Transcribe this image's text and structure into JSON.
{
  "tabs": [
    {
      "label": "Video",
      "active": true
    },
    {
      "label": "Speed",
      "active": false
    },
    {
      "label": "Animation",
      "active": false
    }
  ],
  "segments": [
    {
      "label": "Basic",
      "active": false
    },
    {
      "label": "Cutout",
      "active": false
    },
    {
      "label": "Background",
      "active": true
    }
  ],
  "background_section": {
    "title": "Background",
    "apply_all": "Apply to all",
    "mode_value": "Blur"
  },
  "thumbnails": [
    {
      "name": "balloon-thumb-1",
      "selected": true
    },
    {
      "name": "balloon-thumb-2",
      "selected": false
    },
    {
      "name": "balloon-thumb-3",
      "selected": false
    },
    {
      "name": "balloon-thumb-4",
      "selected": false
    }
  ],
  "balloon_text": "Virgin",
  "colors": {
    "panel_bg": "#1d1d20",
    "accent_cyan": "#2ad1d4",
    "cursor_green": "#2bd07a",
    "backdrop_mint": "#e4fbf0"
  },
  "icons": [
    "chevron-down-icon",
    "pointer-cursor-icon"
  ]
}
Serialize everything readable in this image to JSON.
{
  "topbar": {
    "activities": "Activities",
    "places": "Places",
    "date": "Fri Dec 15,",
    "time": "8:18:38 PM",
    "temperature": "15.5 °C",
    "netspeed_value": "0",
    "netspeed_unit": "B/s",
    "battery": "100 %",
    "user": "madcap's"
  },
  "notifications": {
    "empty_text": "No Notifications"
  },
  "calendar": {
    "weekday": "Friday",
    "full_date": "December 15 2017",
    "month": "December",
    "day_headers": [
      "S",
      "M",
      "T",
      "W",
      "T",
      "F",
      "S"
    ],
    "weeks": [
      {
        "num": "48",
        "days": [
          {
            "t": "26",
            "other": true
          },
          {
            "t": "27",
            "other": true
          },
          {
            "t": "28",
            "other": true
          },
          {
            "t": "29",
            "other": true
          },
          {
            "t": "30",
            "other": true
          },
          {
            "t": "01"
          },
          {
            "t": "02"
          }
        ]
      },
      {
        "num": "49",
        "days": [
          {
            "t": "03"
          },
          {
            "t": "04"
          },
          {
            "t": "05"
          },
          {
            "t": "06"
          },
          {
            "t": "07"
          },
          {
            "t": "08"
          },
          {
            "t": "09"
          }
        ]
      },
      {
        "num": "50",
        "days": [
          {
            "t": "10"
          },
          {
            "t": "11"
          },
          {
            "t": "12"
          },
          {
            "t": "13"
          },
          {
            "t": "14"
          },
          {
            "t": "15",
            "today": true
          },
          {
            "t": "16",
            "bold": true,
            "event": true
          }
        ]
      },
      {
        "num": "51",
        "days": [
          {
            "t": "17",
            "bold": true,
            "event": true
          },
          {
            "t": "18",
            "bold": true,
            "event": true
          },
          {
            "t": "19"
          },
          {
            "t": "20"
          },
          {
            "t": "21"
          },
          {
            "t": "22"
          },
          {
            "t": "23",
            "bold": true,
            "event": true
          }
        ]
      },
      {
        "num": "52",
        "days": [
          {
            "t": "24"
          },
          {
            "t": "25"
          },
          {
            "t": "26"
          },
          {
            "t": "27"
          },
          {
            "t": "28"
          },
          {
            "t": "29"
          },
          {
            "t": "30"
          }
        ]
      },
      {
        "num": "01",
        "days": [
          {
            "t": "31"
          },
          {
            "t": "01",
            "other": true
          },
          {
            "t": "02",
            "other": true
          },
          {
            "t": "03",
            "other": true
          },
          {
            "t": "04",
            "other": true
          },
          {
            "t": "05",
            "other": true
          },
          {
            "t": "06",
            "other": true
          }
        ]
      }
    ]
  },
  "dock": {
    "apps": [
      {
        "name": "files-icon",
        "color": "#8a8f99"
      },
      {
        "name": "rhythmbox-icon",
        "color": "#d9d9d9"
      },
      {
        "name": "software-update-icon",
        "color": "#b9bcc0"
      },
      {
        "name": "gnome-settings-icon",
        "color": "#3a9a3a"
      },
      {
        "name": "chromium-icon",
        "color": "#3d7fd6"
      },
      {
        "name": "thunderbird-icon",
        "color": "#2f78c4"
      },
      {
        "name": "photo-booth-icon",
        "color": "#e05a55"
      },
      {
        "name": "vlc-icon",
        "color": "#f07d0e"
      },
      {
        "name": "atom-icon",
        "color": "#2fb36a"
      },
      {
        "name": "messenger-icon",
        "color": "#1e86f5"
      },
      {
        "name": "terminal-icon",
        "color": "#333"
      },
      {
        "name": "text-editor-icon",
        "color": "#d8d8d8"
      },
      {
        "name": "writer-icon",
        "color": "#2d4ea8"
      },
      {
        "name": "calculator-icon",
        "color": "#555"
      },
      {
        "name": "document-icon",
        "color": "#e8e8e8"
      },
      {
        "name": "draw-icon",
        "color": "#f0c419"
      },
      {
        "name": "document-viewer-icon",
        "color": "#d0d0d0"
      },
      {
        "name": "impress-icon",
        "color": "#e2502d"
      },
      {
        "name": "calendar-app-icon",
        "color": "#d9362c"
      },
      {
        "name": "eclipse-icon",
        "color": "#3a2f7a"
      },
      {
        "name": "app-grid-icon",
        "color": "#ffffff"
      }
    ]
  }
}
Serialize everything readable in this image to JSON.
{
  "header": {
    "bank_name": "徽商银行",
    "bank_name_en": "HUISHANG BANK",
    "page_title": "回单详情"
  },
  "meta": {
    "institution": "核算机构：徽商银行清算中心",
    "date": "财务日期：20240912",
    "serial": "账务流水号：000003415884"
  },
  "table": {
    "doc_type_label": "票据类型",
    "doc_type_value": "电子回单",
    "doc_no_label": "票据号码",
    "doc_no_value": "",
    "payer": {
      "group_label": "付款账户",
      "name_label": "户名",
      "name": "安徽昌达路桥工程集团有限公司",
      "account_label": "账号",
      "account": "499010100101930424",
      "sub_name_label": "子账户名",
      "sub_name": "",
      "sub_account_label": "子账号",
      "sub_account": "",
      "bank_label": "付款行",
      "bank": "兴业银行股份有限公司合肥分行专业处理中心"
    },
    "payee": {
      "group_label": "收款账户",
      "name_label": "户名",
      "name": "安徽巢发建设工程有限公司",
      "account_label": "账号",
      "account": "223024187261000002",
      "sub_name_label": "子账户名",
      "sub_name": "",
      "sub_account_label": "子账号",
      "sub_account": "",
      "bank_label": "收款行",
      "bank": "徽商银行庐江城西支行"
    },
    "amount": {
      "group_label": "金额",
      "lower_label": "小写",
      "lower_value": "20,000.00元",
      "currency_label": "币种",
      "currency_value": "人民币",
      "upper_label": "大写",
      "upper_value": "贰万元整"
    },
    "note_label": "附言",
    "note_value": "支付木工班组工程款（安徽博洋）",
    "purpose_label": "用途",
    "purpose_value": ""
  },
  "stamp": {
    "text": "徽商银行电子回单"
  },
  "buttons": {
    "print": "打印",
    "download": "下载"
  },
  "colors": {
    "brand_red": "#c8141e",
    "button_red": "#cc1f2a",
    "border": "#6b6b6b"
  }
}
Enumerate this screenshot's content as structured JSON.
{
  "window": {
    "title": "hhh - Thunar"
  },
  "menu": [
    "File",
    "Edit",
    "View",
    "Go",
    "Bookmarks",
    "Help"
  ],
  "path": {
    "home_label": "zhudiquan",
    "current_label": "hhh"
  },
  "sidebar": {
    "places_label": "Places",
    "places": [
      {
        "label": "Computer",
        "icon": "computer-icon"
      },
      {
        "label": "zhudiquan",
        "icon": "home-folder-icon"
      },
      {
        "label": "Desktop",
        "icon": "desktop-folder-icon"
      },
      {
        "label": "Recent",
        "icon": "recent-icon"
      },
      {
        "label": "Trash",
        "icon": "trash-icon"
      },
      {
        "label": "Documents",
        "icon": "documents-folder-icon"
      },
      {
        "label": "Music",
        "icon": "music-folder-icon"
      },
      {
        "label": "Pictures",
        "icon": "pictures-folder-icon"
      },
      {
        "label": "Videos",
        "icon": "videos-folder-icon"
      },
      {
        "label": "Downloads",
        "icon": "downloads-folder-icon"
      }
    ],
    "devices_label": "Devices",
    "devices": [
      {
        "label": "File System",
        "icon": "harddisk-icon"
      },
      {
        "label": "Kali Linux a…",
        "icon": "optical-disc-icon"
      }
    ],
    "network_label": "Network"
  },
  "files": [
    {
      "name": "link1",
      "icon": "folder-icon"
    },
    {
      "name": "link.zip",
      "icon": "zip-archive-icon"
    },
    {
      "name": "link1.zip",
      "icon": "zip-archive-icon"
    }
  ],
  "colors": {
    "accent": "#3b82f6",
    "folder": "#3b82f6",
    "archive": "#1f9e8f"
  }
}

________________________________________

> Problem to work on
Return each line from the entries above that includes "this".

> Task response
Transcribe this image's text and structure into JSON.
Serialize everything readable in this image to JSON.
Serialize everything readable in this image to JSON.
Enumerate this screenshot's content as structured JSON.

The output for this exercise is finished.